4 out of 4 stars
Share This Review
I read McDowell by William H. Coles. This is a work of fiction about a surgeon best known for his work in Nepal creating a successful foundation hospital. He is well liked by most, but the people who know him well are less likely to say he is a great father or husband. McDowell starts off as a successful surgeon with the world as his oyster. Although he has achieved a lot he is not a likeable character because of his selfishness and narcissism. Throughout the book, McDowell encounters many obstacles that change him entirely and meets people that help him through some drastic changes in his life. Ultimately, he becomes a better person through all of his terrible experiences.
I am giving McDowell 4 out of 4 stars. At the beginning of the book I immediately disliked the character of McDowell. He is rude, selfish and entitled. He is always thinking everyone should bow down to him and he is only ever thinking of himself. His character is written well though and although I didn’t like how the character acted personally it would make sense that a successful, wealthy surgeon would think so highly of himself. I also didn’t find any instances of typos, it was exceptionally well edited.
The characters are well thought out and well written. I enjoyed learning how all of the characters grow through their experiences and make much needed changes to their lives to become better people. I loved the story and being able to follow around multiple characters to see how they react to situations they are put in.
What I liked most about the book is that it jumped around a bit to the perspective of different characters so you were able to learn what the different characters were doing or feeling during the book. What I disliked most about the book is the book seemed like it was narrated in the same tone and just letting the dialogue show how the characters spoke except when it came to the chapter with Gatemouth Willie Brown. When it comes to the chapter where you meet Willie the narration sounds like an uneducated person talking in the third person point of view. That is the only time that the narration changes like that. It would have been better keeping the narration as the standard way that it was and just showing how Willie speaks within the dialogue.

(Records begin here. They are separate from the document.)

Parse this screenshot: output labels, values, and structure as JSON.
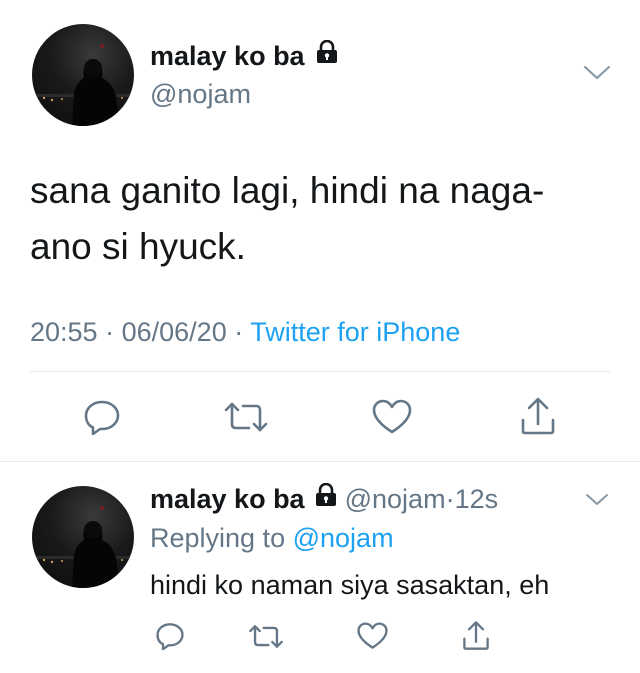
{
  "main_tweet": {
    "display_name": "malay ko ba",
    "handle": "@nojam",
    "text_line1": "sana ganito lagi, hindi na naga-",
    "text_line2": "ano si hyuck.",
    "time": "20:55",
    "sep1": "·",
    "date": "06/06/20",
    "sep2": "·",
    "source": "Twitter for iPhone"
  },
  "reply": {
    "display_name": "malay ko ba",
    "handle": "@nojam",
    "sep": "·",
    "age": "12s",
    "replying_prefix": "Replying to",
    "replying_handle": "@nojam",
    "text": "hindi ko naman siya sasaktan, eh"
  },
  "icons": {
    "lock": "lock-icon",
    "chevron": "chevron-down-icon",
    "reply": "reply-icon",
    "retweet": "retweet-icon",
    "like": "heart-icon",
    "share": "share-icon"
  },
  "colors": {
    "text": "#14171a",
    "secondary": "#657786",
    "link": "#1da1f2",
    "divider": "#e1e8ed"
  }
}
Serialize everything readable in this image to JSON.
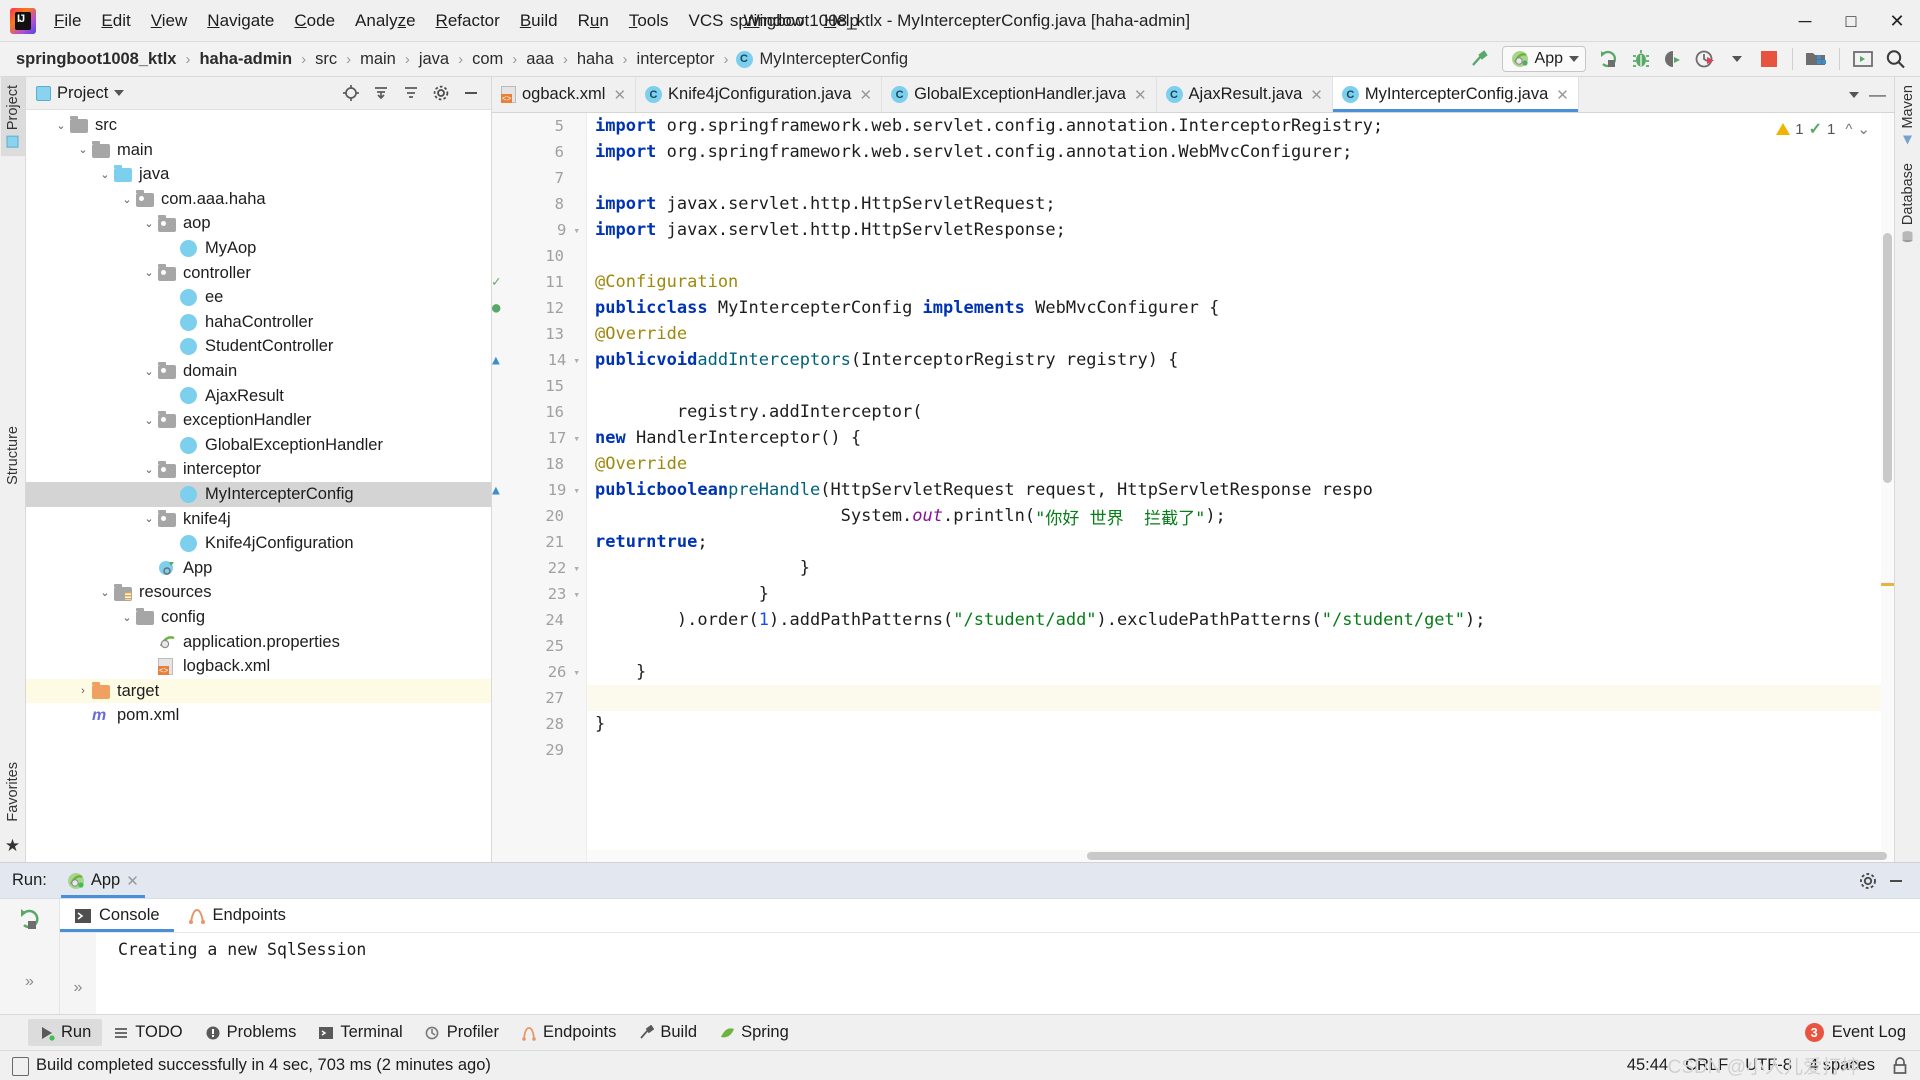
{
  "window": {
    "title": "springboot1008_ktlx - MyIntercepterConfig.java [haha-admin]",
    "minimize": "─",
    "maximize": "□",
    "close": "✕"
  },
  "menubar": [
    {
      "label": "File",
      "mnemonic": "F"
    },
    {
      "label": "Edit",
      "mnemonic": "E"
    },
    {
      "label": "View",
      "mnemonic": "V"
    },
    {
      "label": "Navigate",
      "mnemonic": "N"
    },
    {
      "label": "Code",
      "mnemonic": "C"
    },
    {
      "label": "Analyze",
      "mnemonic": "z"
    },
    {
      "label": "Refactor",
      "mnemonic": "R"
    },
    {
      "label": "Build",
      "mnemonic": "B"
    },
    {
      "label": "Run",
      "mnemonic": "u"
    },
    {
      "label": "Tools",
      "mnemonic": "T"
    },
    {
      "label": "VCS",
      "mnemonic": ""
    },
    {
      "label": "Window",
      "mnemonic": "W"
    },
    {
      "label": "Help",
      "mnemonic": "H"
    }
  ],
  "navbar": {
    "crumbs": [
      {
        "label": "springboot1008_ktlx",
        "bold": true
      },
      {
        "label": "haha-admin",
        "bold": true
      },
      {
        "label": "src",
        "bold": false
      },
      {
        "label": "main",
        "bold": false
      },
      {
        "label": "java",
        "bold": false
      },
      {
        "label": "com",
        "bold": false
      },
      {
        "label": "aaa",
        "bold": false
      },
      {
        "label": "haha",
        "bold": false
      },
      {
        "label": "interceptor",
        "bold": false
      },
      {
        "label": "MyIntercepterConfig",
        "bold": false,
        "badge": "C"
      }
    ],
    "separator": "›",
    "run_config": "App",
    "icons": [
      "build-hammer-icon",
      "run-icon",
      "debug-icon",
      "run-with-coverage-icon",
      "profiler-icon",
      "stop-icon",
      "project-structure-icon",
      "terminal-icon",
      "search-icon"
    ]
  },
  "sidebar_left": {
    "tabs": [
      "Project",
      "Structure",
      "Favorites"
    ]
  },
  "sidebar_right": {
    "tabs": [
      "Maven",
      "Database"
    ]
  },
  "project_panel": {
    "title": "Project",
    "actions": [
      "locate-icon",
      "collapse-all-icon",
      "expand-all-icon",
      "settings-gear-icon",
      "hide-icon"
    ],
    "tree": [
      {
        "label": "src",
        "indent": 2,
        "icon": "folder",
        "twist": "⌄",
        "state": ""
      },
      {
        "label": "main",
        "indent": 3,
        "icon": "folder",
        "twist": "⌄",
        "state": ""
      },
      {
        "label": "java",
        "indent": 4,
        "icon": "folder-blue",
        "twist": "⌄",
        "state": ""
      },
      {
        "label": "com.aaa.haha",
        "indent": 5,
        "icon": "folder-pkg",
        "twist": "⌄",
        "state": ""
      },
      {
        "label": "aop",
        "indent": 6,
        "icon": "folder-pkg",
        "twist": "⌄",
        "state": ""
      },
      {
        "label": "MyAop",
        "indent": 7,
        "icon": "class",
        "twist": "",
        "state": ""
      },
      {
        "label": "controller",
        "indent": 6,
        "icon": "folder-pkg",
        "twist": "⌄",
        "state": ""
      },
      {
        "label": "ee",
        "indent": 7,
        "icon": "class",
        "twist": "",
        "state": ""
      },
      {
        "label": "hahaController",
        "indent": 7,
        "icon": "class",
        "twist": "",
        "state": ""
      },
      {
        "label": "StudentController",
        "indent": 7,
        "icon": "class",
        "twist": "",
        "state": ""
      },
      {
        "label": "domain",
        "indent": 6,
        "icon": "folder-pkg",
        "twist": "⌄",
        "state": ""
      },
      {
        "label": "AjaxResult",
        "indent": 7,
        "icon": "class",
        "twist": "",
        "state": ""
      },
      {
        "label": "exceptionHandler",
        "indent": 6,
        "icon": "folder-pkg",
        "twist": "⌄",
        "state": ""
      },
      {
        "label": "GlobalExceptionHandler",
        "indent": 7,
        "icon": "class",
        "twist": "",
        "state": ""
      },
      {
        "label": "interceptor",
        "indent": 6,
        "icon": "folder-pkg",
        "twist": "⌄",
        "state": ""
      },
      {
        "label": "MyIntercepterConfig",
        "indent": 7,
        "icon": "class",
        "twist": "",
        "state": "selected"
      },
      {
        "label": "knife4j",
        "indent": 6,
        "icon": "folder-pkg",
        "twist": "⌄",
        "state": ""
      },
      {
        "label": "Knife4jConfiguration",
        "indent": 7,
        "icon": "class",
        "twist": "",
        "state": ""
      },
      {
        "label": "App",
        "indent": 6,
        "icon": "spring-class",
        "twist": "",
        "state": ""
      },
      {
        "label": "resources",
        "indent": 4,
        "icon": "folder-res",
        "twist": "⌄",
        "state": ""
      },
      {
        "label": "config",
        "indent": 5,
        "icon": "folder",
        "twist": "⌄",
        "state": ""
      },
      {
        "label": "application.properties",
        "indent": 6,
        "icon": "spring-props",
        "twist": "",
        "state": ""
      },
      {
        "label": "logback.xml",
        "indent": 6,
        "icon": "xml",
        "twist": "",
        "state": ""
      },
      {
        "label": "target",
        "indent": 3,
        "icon": "folder-orange",
        "twist": "›",
        "state": "highlight"
      },
      {
        "label": "pom.xml",
        "indent": 3,
        "icon": "maven",
        "twist": "",
        "state": ""
      }
    ]
  },
  "editor": {
    "tabs": [
      {
        "label": "ogback.xml",
        "icon": "xml-icon",
        "active": false,
        "closable": true
      },
      {
        "label": "Knife4jConfiguration.java",
        "icon": "class-icon",
        "active": false,
        "closable": true
      },
      {
        "label": "GlobalExceptionHandler.java",
        "icon": "class-icon",
        "active": false,
        "closable": true
      },
      {
        "label": "AjaxResult.java",
        "icon": "class-icon",
        "active": false,
        "closable": true
      },
      {
        "label": "MyIntercepterConfig.java",
        "icon": "class-icon",
        "active": true,
        "closable": true
      }
    ],
    "inspections": {
      "warnings": "1",
      "checks": "1"
    },
    "first_line_number": 5,
    "lines": [
      {
        "n": 5,
        "text": "import org.springframework.web.servlet.config.annotation.InterceptorRegistry;",
        "kind": "import",
        "cut_top": true
      },
      {
        "n": 6,
        "text": "import org.springframework.web.servlet.config.annotation.WebMvcConfigurer;",
        "kind": "import"
      },
      {
        "n": 7,
        "text": "",
        "kind": "blank"
      },
      {
        "n": 8,
        "text": "import javax.servlet.http.HttpServletRequest;",
        "kind": "import"
      },
      {
        "n": 9,
        "text": "import javax.servlet.http.HttpServletResponse;",
        "kind": "import",
        "fold": true
      },
      {
        "n": 10,
        "text": "",
        "kind": "blank"
      },
      {
        "n": 11,
        "text": "@Configuration",
        "kind": "annotation",
        "gutter_icon": "bean-icon"
      },
      {
        "n": 12,
        "text": "public class MyIntercepterConfig implements WebMvcConfigurer {",
        "kind": "classdecl",
        "gutter_icon": "spring-bean-icon"
      },
      {
        "n": 13,
        "text": "    @Override",
        "kind": "annotation"
      },
      {
        "n": 14,
        "text": "    public void addInterceptors(InterceptorRegistry registry) {",
        "kind": "method",
        "gutter_icon": "override-icon",
        "fold": true
      },
      {
        "n": 15,
        "text": "",
        "kind": "blank"
      },
      {
        "n": 16,
        "text": "        registry.addInterceptor(",
        "kind": "code"
      },
      {
        "n": 17,
        "text": "                new HandlerInterceptor() {",
        "kind": "code",
        "fold": true
      },
      {
        "n": 18,
        "text": "                    @Override",
        "kind": "annotation"
      },
      {
        "n": 19,
        "text": "                    public boolean preHandle(HttpServletRequest request, HttpServletResponse respo",
        "kind": "method",
        "gutter_icon": "override-icon",
        "fold": true
      },
      {
        "n": 20,
        "text": "                        System.out.println(\"你好 世界  拦截了\");",
        "kind": "code"
      },
      {
        "n": 21,
        "text": "                        return true;",
        "kind": "code"
      },
      {
        "n": 22,
        "text": "                    }",
        "kind": "code",
        "fold": true
      },
      {
        "n": 23,
        "text": "                }",
        "kind": "code",
        "fold": true
      },
      {
        "n": 24,
        "text": "        ).order(1).addPathPatterns(\"/student/add\").excludePathPatterns(\"/student/get\");",
        "kind": "code"
      },
      {
        "n": 25,
        "text": "",
        "kind": "blank"
      },
      {
        "n": 26,
        "text": "    }",
        "kind": "code",
        "fold": true
      },
      {
        "n": 27,
        "text": "",
        "kind": "blank",
        "current": true
      },
      {
        "n": 28,
        "text": "}",
        "kind": "code"
      },
      {
        "n": 29,
        "text": "",
        "kind": "blank",
        "cut_bottom": true
      }
    ]
  },
  "run_panel": {
    "label": "Run:",
    "tab": "App",
    "tab_close": "✕",
    "subtabs": [
      {
        "label": "Console",
        "icon": "console-icon",
        "active": true
      },
      {
        "label": "Endpoints",
        "icon": "endpoints-icon",
        "active": false
      }
    ],
    "side_actions": [
      "rerun-icon",
      "expand-more-icon",
      "expand-more-2-icon"
    ],
    "header_actions": [
      "settings-gear-icon",
      "hide-icon"
    ],
    "console_output": "Creating a new SqlSession"
  },
  "bottom_toolbar": {
    "items": [
      {
        "label": "Run",
        "icon": "run-icon",
        "active": true
      },
      {
        "label": "TODO",
        "icon": "todo-icon",
        "active": false
      },
      {
        "label": "Problems",
        "icon": "problems-icon",
        "active": false
      },
      {
        "label": "Terminal",
        "icon": "terminal-icon",
        "active": false
      },
      {
        "label": "Profiler",
        "icon": "profiler-icon",
        "active": false
      },
      {
        "label": "Endpoints",
        "icon": "endpoints-icon",
        "active": false
      },
      {
        "label": "Build",
        "icon": "build-icon",
        "active": false
      },
      {
        "label": "Spring",
        "icon": "spring-icon",
        "active": false
      }
    ],
    "event_log": {
      "label": "Event Log",
      "count": "3"
    }
  },
  "statusbar": {
    "message": "Build completed successfully in 4 sec, 703 ms (2 minutes ago)",
    "caret": "45:44",
    "line_separator": "CRLF",
    "encoding": "UTF-8",
    "indent": "4 spaces",
    "watermark": "CSDN @小人儿爱打坤"
  },
  "colors": {
    "accent_blue": "#4a90d9",
    "keyword": "#0033b3",
    "string": "#067d17",
    "annotation": "#9e880d",
    "class_badge": "#7dcfee",
    "spring_green": "#6db33f",
    "error_red": "#e8533f",
    "selection_gray": "#d4d4d4"
  }
}
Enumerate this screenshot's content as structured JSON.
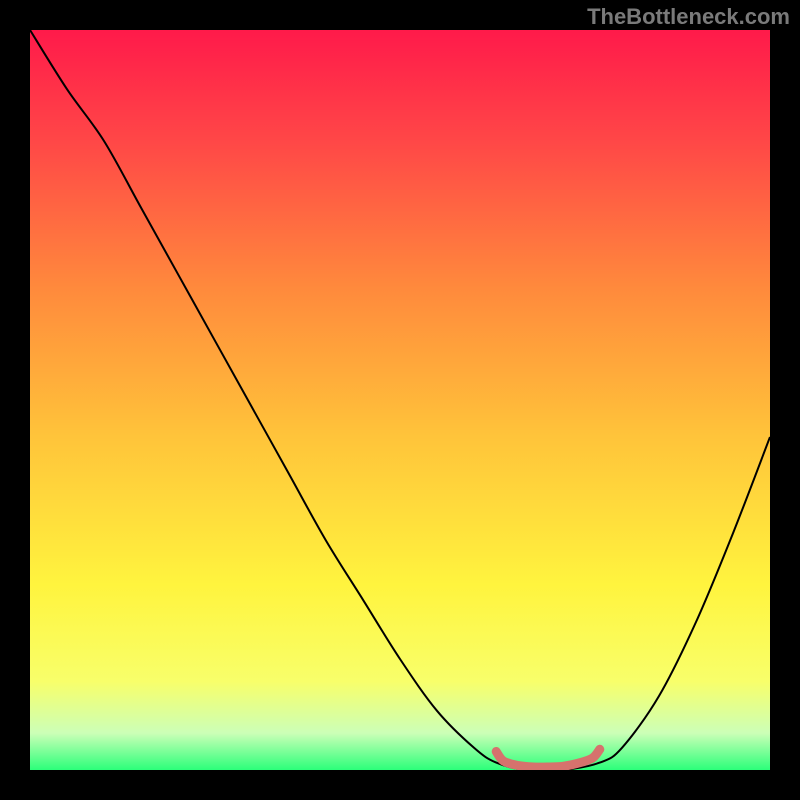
{
  "attribution": "TheBottleneck.com",
  "chart_data": {
    "type": "line",
    "title": "",
    "xlabel": "",
    "ylabel": "",
    "xlim": [
      0,
      100
    ],
    "ylim": [
      0,
      100
    ],
    "series": [
      {
        "name": "bottleneck-curve",
        "color": "#000000",
        "x": [
          0,
          5,
          10,
          15,
          20,
          25,
          30,
          35,
          40,
          45,
          50,
          55,
          60,
          63,
          67,
          72,
          77,
          80,
          85,
          90,
          95,
          100
        ],
        "y": [
          100,
          92,
          85,
          76,
          67,
          58,
          49,
          40,
          31,
          23,
          15,
          8,
          3,
          1,
          0,
          0,
          1,
          3,
          10,
          20,
          32,
          45
        ]
      },
      {
        "name": "optimal-range-marker",
        "color": "#d6726d",
        "x": [
          63,
          64,
          66,
          68,
          70,
          72,
          74,
          76,
          77
        ],
        "y": [
          2.5,
          1.2,
          0.6,
          0.4,
          0.4,
          0.5,
          0.9,
          1.6,
          2.8
        ]
      }
    ],
    "background": {
      "type": "vertical-gradient",
      "stops": [
        {
          "pos": 0.0,
          "color": "#ff1a4a"
        },
        {
          "pos": 0.15,
          "color": "#ff4747"
        },
        {
          "pos": 0.35,
          "color": "#ff8a3c"
        },
        {
          "pos": 0.55,
          "color": "#ffc43a"
        },
        {
          "pos": 0.75,
          "color": "#fff43e"
        },
        {
          "pos": 0.88,
          "color": "#f8ff6a"
        },
        {
          "pos": 0.95,
          "color": "#ccffb7"
        },
        {
          "pos": 1.0,
          "color": "#2cff7a"
        }
      ]
    }
  }
}
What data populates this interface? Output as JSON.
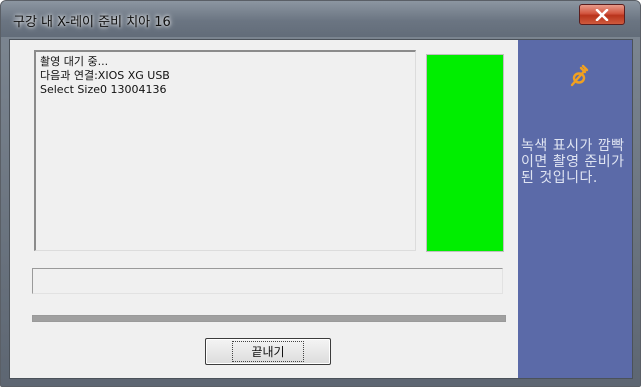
{
  "window": {
    "title": "구강 내 X-레이 준비 치아 16"
  },
  "log": {
    "lines": [
      "촬영 대기 중...",
      "다음과 연결:XIOS XG USB",
      "Select Size0 13004136"
    ]
  },
  "status": {
    "indicator_color": "#00ee00",
    "field_value": ""
  },
  "progress": {
    "value_fraction": 1.0
  },
  "buttons": {
    "exit_label": "끝내기"
  },
  "side_panel": {
    "icon": "plug-icon",
    "accent_color": "#f0a020",
    "background_color": "#5b6aa8",
    "message": "녹색 표시가 깜빡이면 촬영 준비가 된 것입니다."
  }
}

This would be a great book for any young adult readers that enjoy fiction. There are some erotic scenes and a bit of cursing to be aware of if that is a concern. I would definitely recommend it to young adult readers that like drama.
View: on Bookshelves | on Amazon | on iTunes | on Smashwords